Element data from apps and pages
====================

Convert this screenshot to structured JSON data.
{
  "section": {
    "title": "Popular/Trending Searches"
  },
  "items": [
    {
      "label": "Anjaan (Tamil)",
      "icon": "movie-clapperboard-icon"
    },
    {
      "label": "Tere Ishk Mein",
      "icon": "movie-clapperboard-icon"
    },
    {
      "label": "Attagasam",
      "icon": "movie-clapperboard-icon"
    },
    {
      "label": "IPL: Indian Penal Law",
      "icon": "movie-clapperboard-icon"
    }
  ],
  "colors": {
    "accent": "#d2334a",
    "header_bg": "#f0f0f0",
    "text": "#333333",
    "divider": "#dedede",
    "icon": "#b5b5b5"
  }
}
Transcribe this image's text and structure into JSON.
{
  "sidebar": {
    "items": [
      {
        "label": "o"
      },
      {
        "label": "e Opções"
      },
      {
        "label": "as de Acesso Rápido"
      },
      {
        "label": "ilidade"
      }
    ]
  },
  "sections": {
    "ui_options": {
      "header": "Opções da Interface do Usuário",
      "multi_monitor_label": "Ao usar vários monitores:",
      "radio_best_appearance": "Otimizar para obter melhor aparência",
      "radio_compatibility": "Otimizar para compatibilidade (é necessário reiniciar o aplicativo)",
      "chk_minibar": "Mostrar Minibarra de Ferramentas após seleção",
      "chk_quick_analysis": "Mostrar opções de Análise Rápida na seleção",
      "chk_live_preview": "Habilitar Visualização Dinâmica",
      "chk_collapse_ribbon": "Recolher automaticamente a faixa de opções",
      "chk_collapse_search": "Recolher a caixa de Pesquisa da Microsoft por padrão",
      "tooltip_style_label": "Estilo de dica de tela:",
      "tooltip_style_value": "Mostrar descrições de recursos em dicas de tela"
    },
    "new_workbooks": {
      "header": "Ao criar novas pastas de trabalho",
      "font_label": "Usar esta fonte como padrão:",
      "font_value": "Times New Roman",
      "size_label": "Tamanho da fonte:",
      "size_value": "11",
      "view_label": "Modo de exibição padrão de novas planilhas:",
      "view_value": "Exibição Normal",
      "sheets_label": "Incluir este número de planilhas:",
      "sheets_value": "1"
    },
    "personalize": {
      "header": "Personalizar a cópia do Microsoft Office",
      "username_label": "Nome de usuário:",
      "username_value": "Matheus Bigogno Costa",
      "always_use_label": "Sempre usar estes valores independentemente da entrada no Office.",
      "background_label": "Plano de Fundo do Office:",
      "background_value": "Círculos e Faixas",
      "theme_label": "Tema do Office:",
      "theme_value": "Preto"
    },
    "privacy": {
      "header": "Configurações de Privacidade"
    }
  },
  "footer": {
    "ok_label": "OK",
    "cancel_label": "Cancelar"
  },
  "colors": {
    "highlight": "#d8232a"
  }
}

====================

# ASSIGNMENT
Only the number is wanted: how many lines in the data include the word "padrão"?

# EXERCISE ANSWER
3